* **WHAT THE TASK ASKS**:
A faithful copy of the whole listing is required.

>>>>

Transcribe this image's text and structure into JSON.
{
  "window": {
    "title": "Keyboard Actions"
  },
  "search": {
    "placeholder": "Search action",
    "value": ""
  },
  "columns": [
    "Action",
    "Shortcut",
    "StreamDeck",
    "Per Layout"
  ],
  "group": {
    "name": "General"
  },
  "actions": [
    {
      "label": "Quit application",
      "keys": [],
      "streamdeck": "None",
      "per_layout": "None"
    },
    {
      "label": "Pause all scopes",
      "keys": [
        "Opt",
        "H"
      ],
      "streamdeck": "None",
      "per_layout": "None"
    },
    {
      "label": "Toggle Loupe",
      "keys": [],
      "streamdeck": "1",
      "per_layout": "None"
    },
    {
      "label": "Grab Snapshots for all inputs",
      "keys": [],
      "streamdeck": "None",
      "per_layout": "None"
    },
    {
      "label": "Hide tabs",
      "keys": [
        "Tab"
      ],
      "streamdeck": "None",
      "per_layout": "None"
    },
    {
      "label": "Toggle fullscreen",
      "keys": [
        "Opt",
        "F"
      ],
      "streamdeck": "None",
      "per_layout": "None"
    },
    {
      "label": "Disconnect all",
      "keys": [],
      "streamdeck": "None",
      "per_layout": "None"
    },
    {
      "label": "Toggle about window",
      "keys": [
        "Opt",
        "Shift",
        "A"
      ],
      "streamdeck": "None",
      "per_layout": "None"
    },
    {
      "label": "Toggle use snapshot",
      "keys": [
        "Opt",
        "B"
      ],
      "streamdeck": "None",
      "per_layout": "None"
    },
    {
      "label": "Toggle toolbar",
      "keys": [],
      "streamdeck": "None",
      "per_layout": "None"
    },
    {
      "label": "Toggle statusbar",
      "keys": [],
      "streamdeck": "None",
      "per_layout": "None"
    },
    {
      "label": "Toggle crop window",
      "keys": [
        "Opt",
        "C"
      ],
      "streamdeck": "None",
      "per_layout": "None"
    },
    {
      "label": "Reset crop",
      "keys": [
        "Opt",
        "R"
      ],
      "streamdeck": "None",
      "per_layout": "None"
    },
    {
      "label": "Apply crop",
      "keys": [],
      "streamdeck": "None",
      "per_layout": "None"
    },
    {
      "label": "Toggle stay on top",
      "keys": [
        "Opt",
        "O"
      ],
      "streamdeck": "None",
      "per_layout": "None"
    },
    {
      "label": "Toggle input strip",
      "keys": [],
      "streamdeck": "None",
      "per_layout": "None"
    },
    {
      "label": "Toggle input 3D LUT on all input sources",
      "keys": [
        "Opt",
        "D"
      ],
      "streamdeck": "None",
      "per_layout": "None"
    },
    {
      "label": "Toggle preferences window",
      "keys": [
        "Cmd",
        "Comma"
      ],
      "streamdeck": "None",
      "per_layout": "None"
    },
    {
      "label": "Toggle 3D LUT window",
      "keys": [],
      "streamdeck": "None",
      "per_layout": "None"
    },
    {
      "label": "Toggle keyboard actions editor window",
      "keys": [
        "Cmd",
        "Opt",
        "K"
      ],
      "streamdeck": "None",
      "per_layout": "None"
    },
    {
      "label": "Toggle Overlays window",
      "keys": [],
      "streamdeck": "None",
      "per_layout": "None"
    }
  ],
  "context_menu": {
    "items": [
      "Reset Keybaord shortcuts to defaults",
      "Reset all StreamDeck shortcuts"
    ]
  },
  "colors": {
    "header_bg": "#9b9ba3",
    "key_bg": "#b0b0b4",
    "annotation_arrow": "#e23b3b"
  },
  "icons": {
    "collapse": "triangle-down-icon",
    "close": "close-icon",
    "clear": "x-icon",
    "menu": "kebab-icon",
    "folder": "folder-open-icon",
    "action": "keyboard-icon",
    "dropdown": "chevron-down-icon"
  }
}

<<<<

* **WRITTEN RESPONSE**:
Transcribe this image's text and structure into JSON.
{
  "window": {
    "title": "Keyboard Actions"
  },
  "search": {
    "placeholder": "Search action",
    "value": ""
  },
  "columns": [
    "Action",
    "Shortcut",
    "StreamDeck",
    "Per Layout"
  ],
  "group": {
    "name": "General"
  },
  "actions": [
    {
      "label": "Quit application",
      "keys": [],
      "streamdeck": "None",
      "per_layout": "None"
    },
    {
      "label": "Pause all scopes",
      "keys": [
        "Opt",
        "H"
      ],
      "streamdeck": "None",
      "per_layout": "None"
    },
    {
      "label": "Toggle Loupe",
      "keys": [],
      "streamdeck": "1",
      "per_layout": "None"
    },
    {
      "label": "Grab Snapshots for all inputs",
      "keys": [],
      "streamdeck": "None",
      "per_layout": "None"
    },
    {
      "label": "Hide tabs",
      "keys": [
        "Tab"
      ],
      "streamdeck": "None",
      "per_layout": "None"
    },
    {
      "label": "Toggle fullscreen",
      "keys": [
        "Opt",
        "F"
      ],
      "streamdeck": "None",
      "per_layout": "None"
    },
    {
      "label": "Disconnect all",
      "keys": [],
      "streamdeck": "None",
      "per_layout": "None"
    },
    {
      "label": "Toggle about window",
      "keys": [
        "Opt",
        "Shift",
        "A"
      ],
      "streamdeck": "None",
      "per_layout": "None"
    },
    {
      "label": "Toggle use snapshot",
      "keys": [
        "Opt",
        "B"
      ],
      "streamdeck": "None",
      "per_layout": "None"
    },
    {
      "label": "Toggle toolbar",
      "keys": [],
      "streamdeck": "None",
      "per_layout": "None"
    },
    {
      "label": "Toggle statusbar",
      "keys": [],
      "streamdeck": "None",
      "per_layout": "None"
    },
    {
      "label": "Toggle crop window",
      "keys": [
        "Opt",
        "C"
      ],
      "streamdeck": "None",
      "per_layout": "None"
    },
    {
      "label": "Reset crop",
      "keys": [
        "Opt",
        "R"
      ],
      "streamdeck": "None",
      "per_layout": "None"
    },
    {
      "label": "Apply crop",
      "keys": [],
      "streamdeck": "None",
      "per_layout": "None"
    },
    {
      "label": "Toggle stay on top",
      "keys": [
        "Opt",
        "O"
      ],
      "streamdeck": "None",
      "per_layout": "None"
    },
    {
      "label": "Toggle input strip",
      "keys": [],
      "streamdeck": "None",
      "per_layout": "None"
    },
    {
      "label": "Toggle input 3D LUT on all input sources",
      "keys": [
        "Opt",
        "D"
      ],
      "streamdeck": "None",
      "per_layout": "None"
    },
    {
      "label": "Toggle preferences window",
      "keys": [
        "Cmd",
        "Comma"
      ],
      "streamdeck": "None",
      "per_layout": "None"
    },
    {
      "label": "Toggle 3D LUT window",
      "keys": [],
      "streamdeck": "None",
      "per_layout": "None"
    },
    {
      "label": "Toggle keyboard actions editor window",
      "keys": [
        "Cmd",
        "Opt",
        "K"
      ],
      "streamdeck": "None",
      "per_layout": "None"
    },
    {
      "label": "Toggle Overlays window",
      "keys": [],
      "streamdeck": "None",
      "per_layout": "None"
    }
  ],
  "context_menu": {
    "items": [
      "Reset Keybaord shortcuts to defaults",
      "Reset all StreamDeck shortcuts"
    ]
  },
  "colors": {
    "header_bg": "#9b9ba3",
    "key_bg": "#b0b0b4",
    "annotation_arrow": "#e23b3b"
  },
  "icons": {
    "collapse": "triangle-down-icon",
    "close": "close-icon",
    "clear": "x-icon",
    "menu": "kebab-icon",
    "folder": "folder-open-icon",
    "action": "keyboard-icon",
    "dropdown": "chevron-down-icon"
  }
}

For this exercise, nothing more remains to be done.